Fort Belvoir's "Littlest Railroad"
Raymond A. Gallagher
Unbeknownst to many hereabout, there exists not far from Alexandria probably the area's shortest railroad; one that has run continually since its construc¬tion in 1917 1918, although its volume of traffic, especially passenger, isn't presently as great today as it has been in the past. The railroad may be called the Newington Fort Belvoir Railroad, although its official name is probably "The U.S. Army Railroad, Fort Belvoir, Va." Its tracks extend from approximately 23rd Street, Fort Belvoir, to Accotink Station, Newington, or about four to five miles.
When the War Department decided to construct Camp A.A. Humphreys, Virginia, in 1917 (now the southern section of the present Fort Belvoir), the only way to get to the area was by steamboat from Washington to the "Camp Belvoir" summer training area, created much earlier on the southern extremity of the Belvoir peninsula. Of course, this had its limitations, so it was decided that a high priority concrete road and railroad program be launched, with the railroad getting the most immediate attention, since it could be a spur off the main line of the heavily used RF&P Railroad running through Newington, later desig¬nated "Accotink Station" for military purposes.
In order to construct this spur line, it was necessary to first cut a right of way through dense woods, then build wooden trestles over the culverts and valleys. The tallest trestle was about 75 feet high over the largest "valley" between about 8th Street and 10th Street, paralleling the present day Gunston Road.
The trestle was filled in during the early 1930s when it began to decay, thus causing the "valley" also to disappear. This project brought out hordes of laborers and mules, with primitive tools by today's standards, to carry out the job. In due time it was completed, as was the two lane concrete road from Gunston Road northward over Route 1 to Alexandria, but in one of the coldest winters in fifty years. Much of present day Route 1 has as its foundation this 1918 roadway built over a dirt road many years old.
When the railroad into camp was finished, with spurs servicing warehouses, etc., the power to pull (and shove) the numerous boxcars, flatcars, daycoaches and Pullmans was provided by huge standard gauge veteran steam engines said to have been used in the construction of the Panama Canal. Two such engines were provided; one active, the other standby. These venerable coal burners were in constant use from 1918 until 1940, when they were replaced by diesels, which continue to be used even today.
As a child growing up at Camp/Fort Humphreys (later renamed Fort Belvoir in 1936), I remember a number of times I was allowed to ride the engine out to Accotink Station and back by the friendly engineers, Army master sergeants. I was especially scared when the engine crossed over the tallest trestle near 9th Street, for it slightly overhung the trestle, giving the impression that it was floating across. Of course, looking down from that height was also scary.
I was also fascinated by the terrific white plumes of steam ten feet long that shot out to each side of the front of the engine when it started forward (or backward!), plus its loud bell and blasting whistle.
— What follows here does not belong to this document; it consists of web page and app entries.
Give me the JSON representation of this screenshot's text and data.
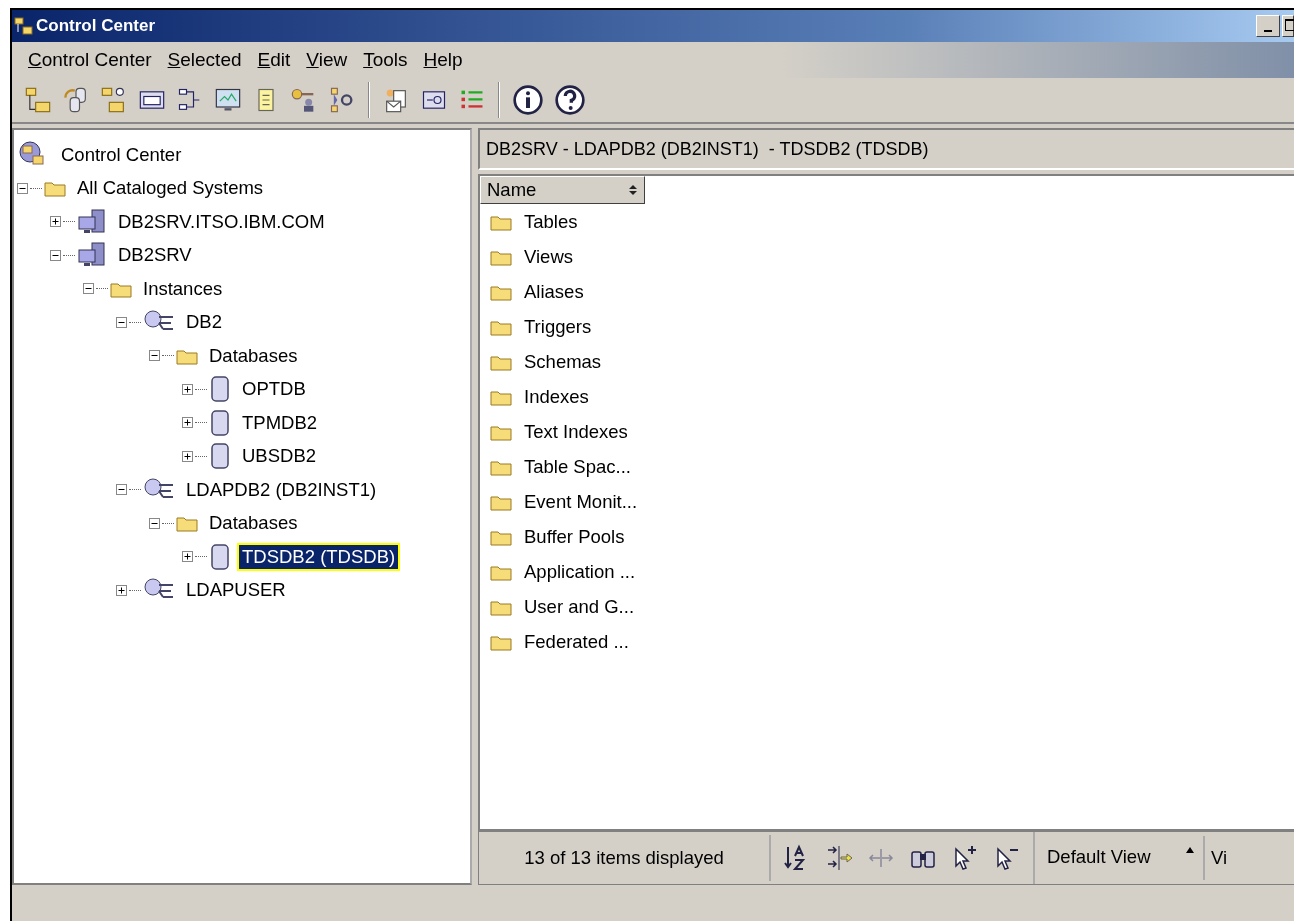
{
  "window": {
    "title": "Control Center"
  },
  "menu": [
    "Control Center",
    "Selected",
    "Edit",
    "View",
    "Tools",
    "Help"
  ],
  "tree": [
    {
      "label": "Control Center",
      "kind": "root",
      "selected": false,
      "children": [
        {
          "label": "All Cataloged Systems",
          "kind": "folder",
          "expanded": true,
          "selected": false,
          "children": [
            {
              "label": "DB2SRV.ITSO.IBM.COM",
              "kind": "system",
              "expanded": false,
              "selected": false
            },
            {
              "label": "DB2SRV",
              "kind": "system",
              "expanded": true,
              "selected": false,
              "children": [
                {
                  "label": "Instances",
                  "kind": "folder",
                  "expanded": true,
                  "selected": false,
                  "children": [
                    {
                      "label": "DB2",
                      "kind": "instance",
                      "expanded": true,
                      "selected": false,
                      "children": [
                        {
                          "label": "Databases",
                          "kind": "folder",
                          "expanded": true,
                          "selected": false,
                          "children": [
                            {
                              "label": "OPTDB",
                              "kind": "database",
                              "expanded": false,
                              "selected": false
                            },
                            {
                              "label": "TPMDB2",
                              "kind": "database",
                              "expanded": false,
                              "selected": false
                            },
                            {
                              "label": "UBSDB2",
                              "kind": "database",
                              "expanded": false,
                              "selected": false
                            }
                          ]
                        }
                      ]
                    },
                    {
                      "label": "LDAPDB2 (DB2INST1)",
                      "kind": "instance",
                      "expanded": true,
                      "selected": false,
                      "children": [
                        {
                          "label": "Databases",
                          "kind": "folder",
                          "expanded": true,
                          "selected": false,
                          "children": [
                            {
                              "label": "TDSDB2 (TDSDB)",
                              "kind": "database",
                              "expanded": false,
                              "selected": true
                            }
                          ]
                        }
                      ]
                    },
                    {
                      "label": "LDAPUSER",
                      "kind": "instance",
                      "expanded": false,
                      "selected": false
                    }
                  ]
                }
              ]
            }
          ]
        }
      ]
    }
  ],
  "content": {
    "path": "DB2SRV - LDAPDB2 (DB2INST1)  - TDSDB2 (TDSDB)",
    "column": "Name",
    "items": [
      "Tables",
      "Views",
      "Aliases",
      "Triggers",
      "Schemas",
      "Indexes",
      "Text Indexes",
      "Table Spac...",
      "Event Monit...",
      "Buffer Pools",
      "Application ...",
      "User and G...",
      "Federated ..."
    ]
  },
  "status": {
    "text": "13 of 13 items displayed",
    "view": "Default View",
    "column_3": "Vi"
  }
}
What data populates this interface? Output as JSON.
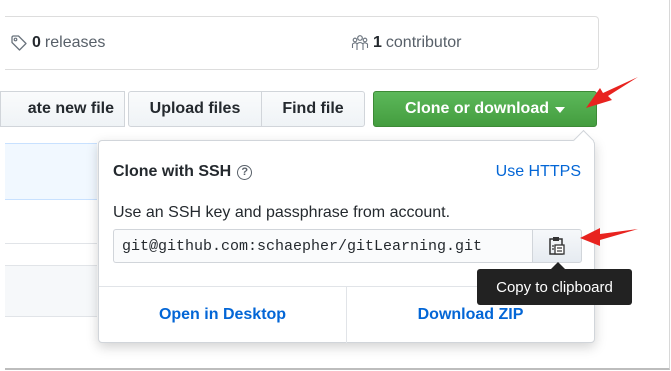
{
  "summary": {
    "releases_count": "0",
    "releases_label": "releases",
    "contributors_count": "1",
    "contributors_label": "contributor"
  },
  "toolbar": {
    "create_new_file": "ate new file",
    "upload_files": "Upload files",
    "find_file": "Find file",
    "clone_or_download": "Clone or download"
  },
  "clone_popover": {
    "title": "Clone with SSH",
    "help_glyph": "?",
    "use_https": "Use HTTPS",
    "description": "Use an SSH key and passphrase from account.",
    "url_value": "git@github.com:schaepher/gitLearning.git",
    "open_in_desktop": "Open in Desktop",
    "download_zip": "Download ZIP"
  },
  "tooltip": {
    "text": "Copy to clipboard"
  },
  "colors": {
    "clone_green": "#4ea64a",
    "link_blue": "#0366d6",
    "annotation_red": "#e8231f",
    "tooltip_bg": "#222222"
  },
  "icons": {
    "releases": "tag-icon",
    "contributors": "people-icon",
    "copy": "clipboard-icon",
    "help": "question-circle-icon"
  }
}
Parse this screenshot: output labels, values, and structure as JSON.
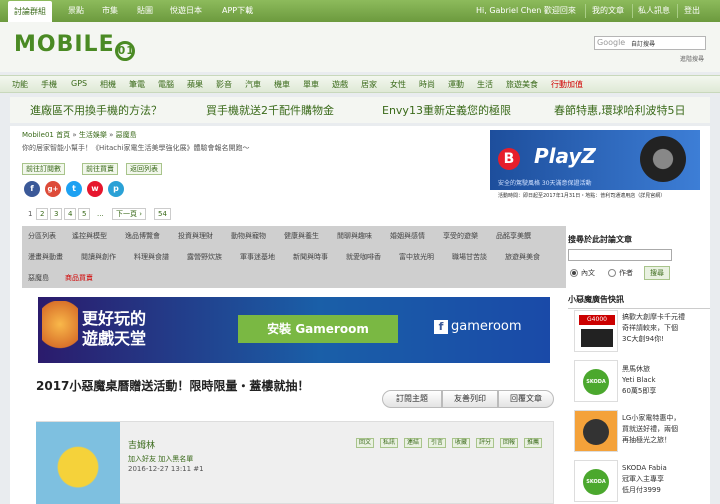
{
  "topnav": {
    "items": [
      "討論群組",
      "景點",
      "市集",
      "貼圖",
      "悅遊日本",
      "APP下載"
    ],
    "greeting": "Hi, Gabriel Chen 歡迎回來",
    "right": [
      "我的文章",
      "私人訊息",
      "登出"
    ]
  },
  "header": {
    "logo": "MOBILE",
    "logo_badge": "01",
    "search_brand": "Google",
    "search_value": "自訂搜尋",
    "advanced": "進階搜尋"
  },
  "catnav": [
    "功能",
    "手機",
    "GPS",
    "相機",
    "筆電",
    "電腦",
    "蘋果",
    "影音",
    "汽車",
    "機車",
    "單車",
    "遊戲",
    "居家",
    "女性",
    "時尚",
    "運動",
    "生活",
    "旅遊美食",
    "行動加值"
  ],
  "promo": [
    "進廠區不用換手機的方法？",
    "買手機就送2千配件購物金",
    "Envy13重新定義您的極限",
    "春節特惠,環球哈利波特5日"
  ],
  "breadcrumb": {
    "home": "Mobile01 首頁",
    "sep": " » ",
    "cat": "生活娛樂",
    "forum": "惡魔島"
  },
  "subline": "你的居家智能小幫手！《Hitachi家電生活美學強化展》體驗會報名開跑～",
  "actions": [
    "前往訂閱數",
    "前往買賣",
    "返回列表"
  ],
  "social": [
    "f",
    "g+",
    "t",
    "w",
    "p"
  ],
  "pager": [
    "1",
    "2",
    "3",
    "4",
    "5",
    "...",
    "下一頁 ›",
    "54"
  ],
  "ad": {
    "brand": "B",
    "name": "PlayZ",
    "tag": "安全的駕駛風格 30天滿意保證活動",
    "footer": "活動時間：即日起至2017年1月31日・地點：普利司通適用店（詳見官網）"
  },
  "categories": {
    "row1": [
      "分區列表",
      "遙控與模型",
      "逸品博覽會",
      "投資與理財",
      "動物與寵物",
      "健康與養生",
      "閒聊與趣味",
      "婚姻與感情",
      "享受的遊樂",
      "品酩享美饌"
    ],
    "row2": [
      "漫畫與動畫",
      "閱讀與創作",
      "料理與食譜",
      "露營野炊族",
      "軍事迷基地",
      "新聞與時事",
      "就愛咖啡香",
      "富中放光明",
      "職場甘苦談",
      "旅遊與美食"
    ],
    "row3": [
      "惡魔島",
      "商品買賣"
    ]
  },
  "gameroom": {
    "headline1": "更好玩的",
    "headline2": "遊戲天堂",
    "install": "安裝 Gameroom",
    "brand": "gameroom"
  },
  "thread": {
    "title": "2017小惡魔桌曆贈送活動！限時限量・蓋樓就抽！",
    "buttons": [
      "訂閱主題",
      "友善列印",
      "回覆文章"
    ]
  },
  "post": {
    "author": "吉姆林",
    "actions": "加入好友  加入黑名單",
    "date": "2016-12-27 13:11  #1",
    "buttons": [
      "回文",
      "私訊",
      "連結",
      "引言",
      "收藏",
      "評分",
      "回報",
      "推薦"
    ]
  },
  "sidebar": {
    "search_title": "搜尋於此討論文章",
    "radio_content": "內文",
    "radio_author": "作者",
    "search_button": "搜尋",
    "ads_title": "小惡魔廣告快訊",
    "ads": [
      {
        "lines": [
          "搞歡大創摩卡千元禮",
          "奇祥請較來，下個",
          "3C大創94你!"
        ],
        "img": "G4000"
      },
      {
        "lines": [
          "黑馬休旅",
          "Yeti Black",
          "60萬5即享"
        ],
        "img": "SKODA"
      },
      {
        "lines": [
          "LG小家電特惠中，",
          "買就送好禮，兩個",
          "再抽極光之旅！"
        ],
        "img": ""
      },
      {
        "lines": [
          "SKODA Fabia",
          "冠軍入主專享",
          "低月付3999"
        ],
        "img": "SKODA"
      }
    ]
  }
}
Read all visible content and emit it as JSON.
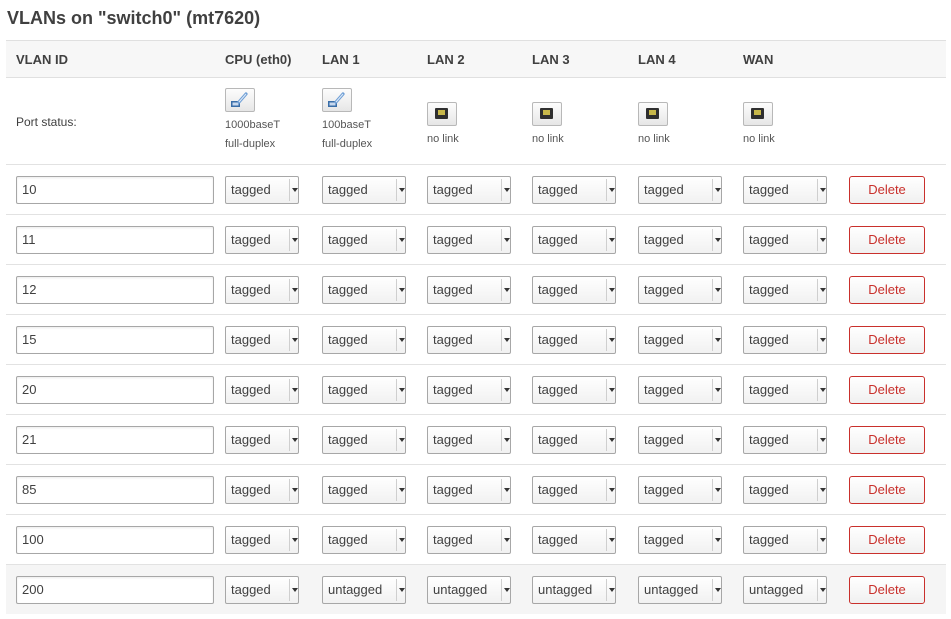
{
  "title": "VLANs on \"switch0\" (mt7620)",
  "columns": [
    "VLAN ID",
    "CPU (eth0)",
    "LAN 1",
    "LAN 2",
    "LAN 3",
    "LAN 4",
    "WAN"
  ],
  "status_label": "Port status:",
  "ports": [
    {
      "speed": "1000baseT",
      "duplex": "full-duplex",
      "icon": "ethernet-cable-connected-icon"
    },
    {
      "speed": "100baseT",
      "duplex": "full-duplex",
      "icon": "ethernet-cable-connected-icon"
    },
    {
      "speed": "no link",
      "duplex": "",
      "icon": "ethernet-port-empty-icon"
    },
    {
      "speed": "no link",
      "duplex": "",
      "icon": "ethernet-port-empty-icon"
    },
    {
      "speed": "no link",
      "duplex": "",
      "icon": "ethernet-port-empty-icon"
    },
    {
      "speed": "no link",
      "duplex": "",
      "icon": "ethernet-port-empty-icon"
    }
  ],
  "delete_label": "Delete",
  "rows": [
    {
      "vid": "10",
      "modes": [
        "tagged",
        "tagged",
        "tagged",
        "tagged",
        "tagged",
        "tagged"
      ]
    },
    {
      "vid": "11",
      "modes": [
        "tagged",
        "tagged",
        "tagged",
        "tagged",
        "tagged",
        "tagged"
      ]
    },
    {
      "vid": "12",
      "modes": [
        "tagged",
        "tagged",
        "tagged",
        "tagged",
        "tagged",
        "tagged"
      ]
    },
    {
      "vid": "15",
      "modes": [
        "tagged",
        "tagged",
        "tagged",
        "tagged",
        "tagged",
        "tagged"
      ]
    },
    {
      "vid": "20",
      "modes": [
        "tagged",
        "tagged",
        "tagged",
        "tagged",
        "tagged",
        "tagged"
      ]
    },
    {
      "vid": "21",
      "modes": [
        "tagged",
        "tagged",
        "tagged",
        "tagged",
        "tagged",
        "tagged"
      ]
    },
    {
      "vid": "85",
      "modes": [
        "tagged",
        "tagged",
        "tagged",
        "tagged",
        "tagged",
        "tagged"
      ]
    },
    {
      "vid": "100",
      "modes": [
        "tagged",
        "tagged",
        "tagged",
        "tagged",
        "tagged",
        "tagged"
      ]
    },
    {
      "vid": "200",
      "modes": [
        "tagged",
        "untagged",
        "untagged",
        "untagged",
        "untagged",
        "untagged"
      ]
    }
  ],
  "colors": {
    "delete_accent": "#c9302c",
    "header_bg": "#f7f7f7"
  }
}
However, the train never went over 10 15 miles per hour, so it was a pleasant ride. A favorite pastime of some, especially on Sunday afternoons, was to put a handcar on the track and four or six adults would pump their way out to Newington and back, a good afternoon's work. Simple pleasures were the norm in those days of the 1920s.
Thousands of soldier trainees disembarked and embarked at Accotink Station, as their orders designated that point of arrival and departure for several wars from 1918 onward.
It is presumed that this particular railroad will operate for many years to come, bearing as it does much heavy military equipment to and from the post. Its use as a passenger carrier probably came to an end at the close of the Korean War.
I was born and raised in Newington. My grandfather owned Pearson's Store. These rails were beyond the woods behind my house. Once in a while I would walk to the store beside them. Now Pearson's Store was torn down and my grandfather's house across the tracks is gone. So sad. . .